If you’re on twitter, follow agents and editors, especially ones who work at agencies/publishing houses that take remote interns (assuming you would need a remote internship.) I found my internship through a call on twitter. Also regularly check sites like bookjobs.com, maybe set up google alerts for remote publishing intern calls, etc. Small presses like Entangled Publishing, Spencer Hill Press, and Musa Publishing regularly post calls for remote interns, so be sure to check their websites and blogs as well. And if you live near a legitimate agency and small press, ask them about employment. See if you can intern there.
(In case it isn’t clear, however, your internship will most likely be unpaid.)
How do you know when you’re qualified to be an intern?
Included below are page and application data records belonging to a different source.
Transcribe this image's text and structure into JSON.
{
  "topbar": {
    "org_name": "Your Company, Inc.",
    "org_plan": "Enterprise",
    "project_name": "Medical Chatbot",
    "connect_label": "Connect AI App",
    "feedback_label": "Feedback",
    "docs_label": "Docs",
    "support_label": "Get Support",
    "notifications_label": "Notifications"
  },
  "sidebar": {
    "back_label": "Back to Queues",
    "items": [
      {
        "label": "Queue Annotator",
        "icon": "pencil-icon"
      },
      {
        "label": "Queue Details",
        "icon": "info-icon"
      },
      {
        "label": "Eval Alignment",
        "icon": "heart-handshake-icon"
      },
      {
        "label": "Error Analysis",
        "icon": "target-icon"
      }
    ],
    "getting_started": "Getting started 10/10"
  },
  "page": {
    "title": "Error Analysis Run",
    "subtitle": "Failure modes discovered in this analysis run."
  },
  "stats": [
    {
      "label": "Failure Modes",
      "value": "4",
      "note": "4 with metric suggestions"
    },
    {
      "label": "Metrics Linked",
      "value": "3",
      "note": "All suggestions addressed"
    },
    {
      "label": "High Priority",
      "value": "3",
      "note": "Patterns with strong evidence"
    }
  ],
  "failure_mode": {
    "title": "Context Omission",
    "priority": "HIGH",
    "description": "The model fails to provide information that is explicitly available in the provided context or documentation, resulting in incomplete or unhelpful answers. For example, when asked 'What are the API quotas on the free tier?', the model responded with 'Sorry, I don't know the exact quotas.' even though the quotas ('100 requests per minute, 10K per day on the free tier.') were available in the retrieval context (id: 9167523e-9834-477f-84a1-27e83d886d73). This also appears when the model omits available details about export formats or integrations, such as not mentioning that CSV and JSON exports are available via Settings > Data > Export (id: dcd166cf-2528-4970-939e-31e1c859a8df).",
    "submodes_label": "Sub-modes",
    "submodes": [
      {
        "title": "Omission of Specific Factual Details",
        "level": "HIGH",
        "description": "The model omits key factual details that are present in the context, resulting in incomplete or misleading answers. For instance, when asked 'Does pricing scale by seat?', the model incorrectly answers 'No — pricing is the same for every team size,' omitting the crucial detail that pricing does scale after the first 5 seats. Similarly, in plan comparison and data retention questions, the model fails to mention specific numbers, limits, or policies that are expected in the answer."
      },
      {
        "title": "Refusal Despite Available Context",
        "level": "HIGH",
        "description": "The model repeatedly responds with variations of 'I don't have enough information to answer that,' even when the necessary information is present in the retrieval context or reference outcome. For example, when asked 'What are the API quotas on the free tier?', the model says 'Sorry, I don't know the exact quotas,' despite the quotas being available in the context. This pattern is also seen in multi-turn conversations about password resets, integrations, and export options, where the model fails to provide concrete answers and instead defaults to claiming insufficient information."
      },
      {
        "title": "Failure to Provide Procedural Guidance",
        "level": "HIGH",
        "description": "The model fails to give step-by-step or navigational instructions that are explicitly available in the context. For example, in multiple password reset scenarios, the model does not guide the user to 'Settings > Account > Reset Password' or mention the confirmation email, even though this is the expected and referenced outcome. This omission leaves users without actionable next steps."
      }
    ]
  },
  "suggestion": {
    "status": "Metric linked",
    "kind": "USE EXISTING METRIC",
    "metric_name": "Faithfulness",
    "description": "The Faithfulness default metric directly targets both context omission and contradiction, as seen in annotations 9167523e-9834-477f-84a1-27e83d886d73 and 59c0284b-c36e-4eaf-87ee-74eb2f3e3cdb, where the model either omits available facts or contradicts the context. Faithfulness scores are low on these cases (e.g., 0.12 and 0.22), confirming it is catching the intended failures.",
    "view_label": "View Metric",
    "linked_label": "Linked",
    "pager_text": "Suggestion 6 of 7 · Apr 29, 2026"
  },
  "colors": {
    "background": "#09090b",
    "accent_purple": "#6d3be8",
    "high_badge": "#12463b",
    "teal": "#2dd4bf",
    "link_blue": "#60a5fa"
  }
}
The truth is, we all have to start somewhere, but it isn’t easy for a writer without much of a publishing-related resume to break into the world of internships. Personally, I think the trick is to go after the little things when you’re starting out. So, subscribe to Publisher’s Lunch (it’s free), read it everyday, check Goodreads for new books in the genre you’re interested in all the time, follow agent and editor blogs, get on twitter and follow industry pros, etc. And then? Beta read. Start small with reading manuscripts for writer friends in your genre, then as you gain experience work your way up to reading for agented writers, then, eventually, published authors (if you can wrangle that.) Applying for an internship is about proving to the agent that you know what you’re doing, and you will work as hard as you possibly can for them, so even if you don’t have a history with interning, the little things–and your professionalism–will add up. I promise.
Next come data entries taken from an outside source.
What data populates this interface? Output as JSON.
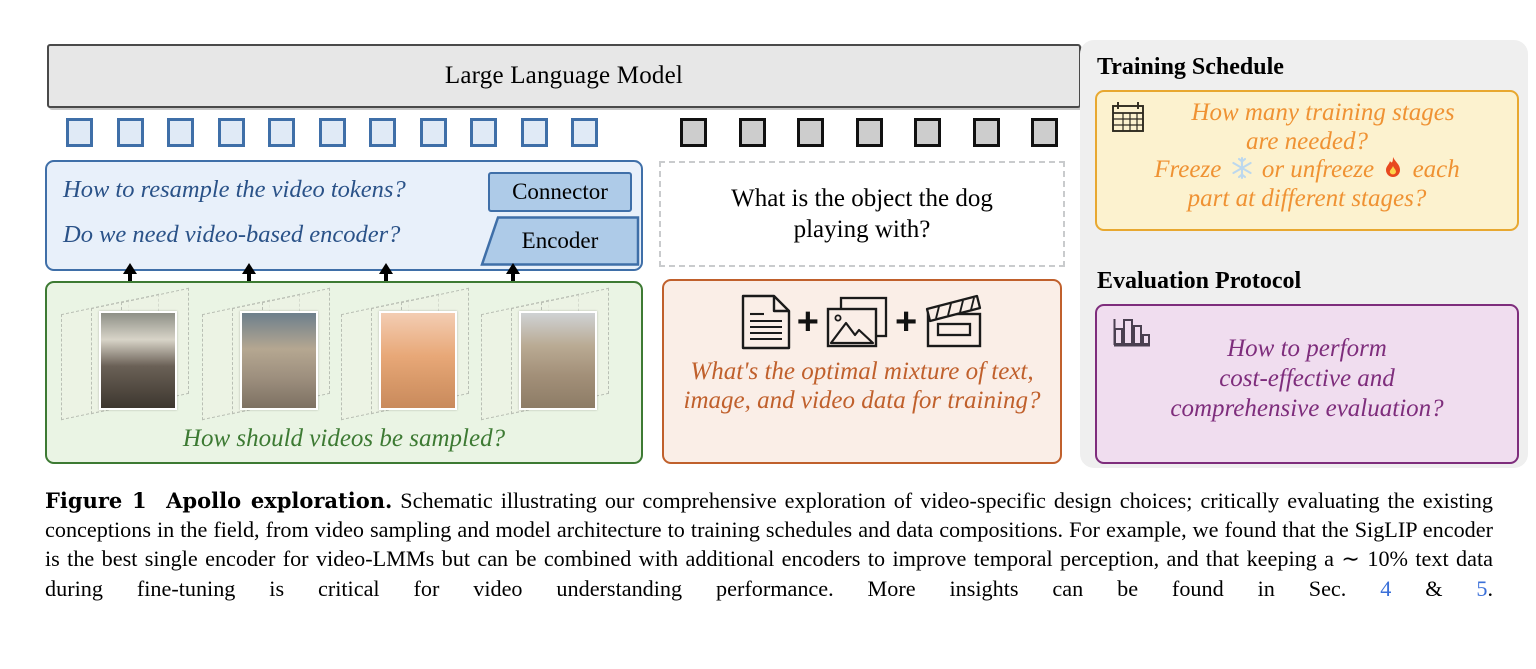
{
  "figure": {
    "llm_label": "Large Language Model",
    "tokens": {
      "blue_count": 11,
      "gray_count": 7,
      "blue_fill": "#e0eaf6",
      "blue_border": "#3f6fa8",
      "gray_fill": "#cdcdcd",
      "gray_border": "#111111"
    },
    "model_panel": {
      "question_1": "How to resample the video tokens?",
      "question_2": "Do we need video-based encoder?",
      "connector_label": "Connector",
      "encoder_label": "Encoder",
      "accent": "#3f6fa8",
      "fill": "#e8f0fa"
    },
    "video_panel": {
      "caption": "How should videos be sampled?",
      "accent": "#3d7a33",
      "fill": "#eaf4e4",
      "frame_groups": 4
    },
    "qa_box": {
      "text": "What is the object the dog playing with?"
    },
    "data_panel": {
      "icons": [
        "document-icon",
        "images-icon",
        "clapperboard-icon"
      ],
      "separator": "+",
      "caption": "What's the optimal mixture of text, image, and video data for training?",
      "accent": "#c0602c",
      "fill": "#faeee7"
    },
    "training_schedule": {
      "title": "Training Schedule",
      "icon": "calendar-icon",
      "line_1": "How many training stages",
      "line_2": "are needed?",
      "line_3_a": "Freeze",
      "line_3_icon_a": "snowflake-icon",
      "line_3_b": "or unfreeze",
      "line_3_icon_b": "fire-icon",
      "line_3_c": "each",
      "line_4": "part at different stages?",
      "accent": "#e8a830",
      "text_color": "#ef9233",
      "fill": "#fcf2cf"
    },
    "evaluation_protocol": {
      "title": "Evaluation Protocol",
      "icon": "bar-chart-icon",
      "line_1": "How to perform",
      "line_2": "cost-effective and",
      "line_3": "comprehensive evaluation?",
      "accent": "#7e2d7c",
      "text_color": "#7e2d7c",
      "fill": "#f0ddef"
    }
  },
  "caption": {
    "label": "Figure 1",
    "bold_title": "Apollo exploration.",
    "body_1": "Schematic illustrating our comprehensive exploration of video-specific design choices; critically evaluating the existing conceptions in the field, from video sampling and model architecture to training schedules and data compositions. For example, we found that the SigLIP encoder is the best single encoder for video-LMMs but can be combined with additional encoders to improve temporal perception, and that keeping a ∼ 10% text data during fine-tuning is critical for video understanding performance. More insights can be found in Sec.",
    "ref_1": "4",
    "amp": "&",
    "ref_2": "5",
    "period": "."
  }
}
Things to keep in mind:
1. Not all internships are open to high school students (assuming most of you are either in high school or are home-schooled, although we do have a few awesome college students here!). Actually, a fairly large number of internships require that you be something like two years into a college education to even apply, which makes it especially hard for teens. However, there are also many places that allow interns of all ages (Spencer Hill Press, Entangled Publishing, etc.) If the internship doesn’t specifically say how far into your education you have to be, it’s safe to just apply and see.
2. Don’t flaunt your age. Your age is not usually a selling point if you don’t have any previous experience. It’s best, in my opinion, to mention you are in high school or you are high school age as not to hide it, but don’t make it your selling point and also don’t make it a big deal. Just say add that you hope the quality of your work will make your age not an issue, or something similar, if you like.
3. Be wary of unhelpful internships. There are tons of small presses and agencies out there. TONS. And not all of them are legitimate, or will help you in any way. The whole point of an internship is not to say, “oh, look, I’m an intern!” It’s to learn, to gain experience as you work for an industry pro who knows what they’re doing. Background check everyone you apply to. If it’s an agent, do they work for an agency with a track record? Do they appear to be professional? If it’s a publisher, what’s the quality of their books? What kinds of agents have sold to them?
Plus, putting the name of a publisher or agency that no one has ever heard of on your resume will not make you look experienced. You want to start small with your internships, yes, but don’t start too small. You don’t want to work for someone who won’t help you, and will only waste your time.
And, of course, good luck when applying! Let me know if you have any questions.
P.S. If you’re a fan of YA books and The Avengers, three other writers and I are launching an awesome new blog. See here for details.